Roy Gutterman, associate professor of magazine, news and digital journalism and director of the Tully Center for Free Speech in the Newhouse School, was featured in the Quartz article “The ways in which Elon Musk could change Twitter on the inside…
Warehouse Gallery to present Cui Fei
On Thursday, Sept. 16, the Warehouse Gallery will present “Cui Fei,” an exhibition of eight works consisting of pigment prints (Tracing the Origin VI), drawings using thorns (Manuscript of Nature VIII) and twigs, and two installations using salt (as a reference to the history of Syracuse) and a healing piece made of sand, referring to the rich tradition of sand drawing by Native Americans, Tibetan monks, Indians, Australian Aborigines and Latin Americans. A public reception will be held from 5–8 p.m., featuring a Q-and-A between Anja Chávez, curator of contemporary art, and the artist, Cui, at 7:30 p.m. at The Warehouse Gallery, 350 W. Fayette St., Syracuse.

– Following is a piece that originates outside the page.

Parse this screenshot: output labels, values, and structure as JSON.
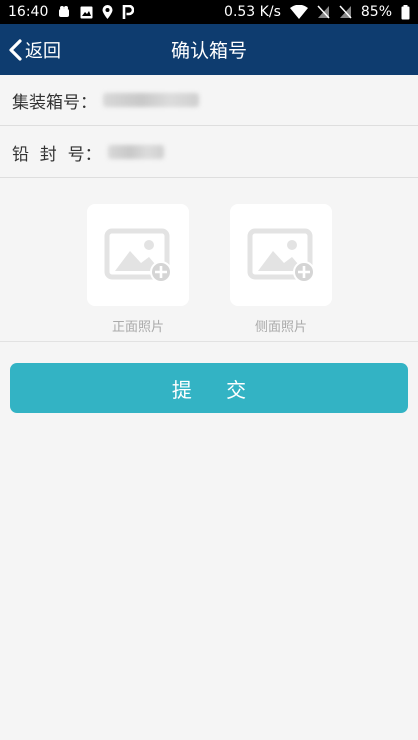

The exhibition, which runs until Nov. 6, is intended for audiences of all ages. All events are free and open to the public.
On Tuesday, Oct.12 at 6:30 p.m., the Warehouse Gallery will host a lecture by Cui. The artist will discuss her new site-specific works at The Warehouse Gallery, in partnership with the program of Chinese Studies and the Department of Art at Syracuse University.
With the assistance of SU students, Chinese-born Cui created her two installations and wall drawing on site, thus turning The Warehouse Gallery again into a form of laboratory. Cui is a rising artist based in New York City whose nature imagery draw upon the vulnerability of life, tradition and painful events in Chinese history.
Nature is a recurring theme in Cui’s drawings, prints, photographs and installations that evoke Chinese calligraphy through the use of twigs and thorns. For The Warehouse Gallery, Cui has collected 9,000 thorns for her drawing Manuscript of Nature VIII, and she has created new site-specific wall drawings and installations—one consists of salt, as a reference to Syracuse’s history, and another is a healing piece using sand as a reference to the tradition of sand painting in the arts. Her work comments on the central role of nature, and her Chinese origins, as well as Eastern and Western art practices. This is her first solo museum exhibition.
A gallery guide accompanies the exhibition with an essay by Chávez. The catalog will be available at the gallery and online beginning Sept.25.
Additional support for the lecture by Cui is provided by the program of Chinese Studies and the Department of Art.
Cui, born in Jinan, China, received her B.F.A. degree in painting from the Zhejiang Academy of Fine Arts, Hangzhou, P.R. China (now China National Academy of Fine Arts) in 1993, and her M.F.A. degree from Indiana University, Pa., in 2001. She is a recipient of numerous fellowships, such as the Pollock-Krasner Foundation Grant (2009); the Artist’s Fellowship–New York Foundation for the Art (2007); the Emerge Program, Aljira & Creative Capital, Newark (2005); the AIM at the Bronx Museum of the Arts (2001); and the Excellence in Arts Award, Bronx Council on the Arts (2001).
Cui has shown widely, including at the Museum of Chinese in America, N.Y.; the Queens Museum of Art, Queens, N.Y.; the New Britain Museum of American Art, New Britain, Conn.; the Aldrich Contemporary Art Museum, Ridgefield, Conn.; and the Kunstgewerbe Museum, Dresden, Germany. Cui’s work is included in the collections of the Princeton University Art Museum; The Tang Center for East Asian Art at Princeton University; and the China National Academy of Fine Arts.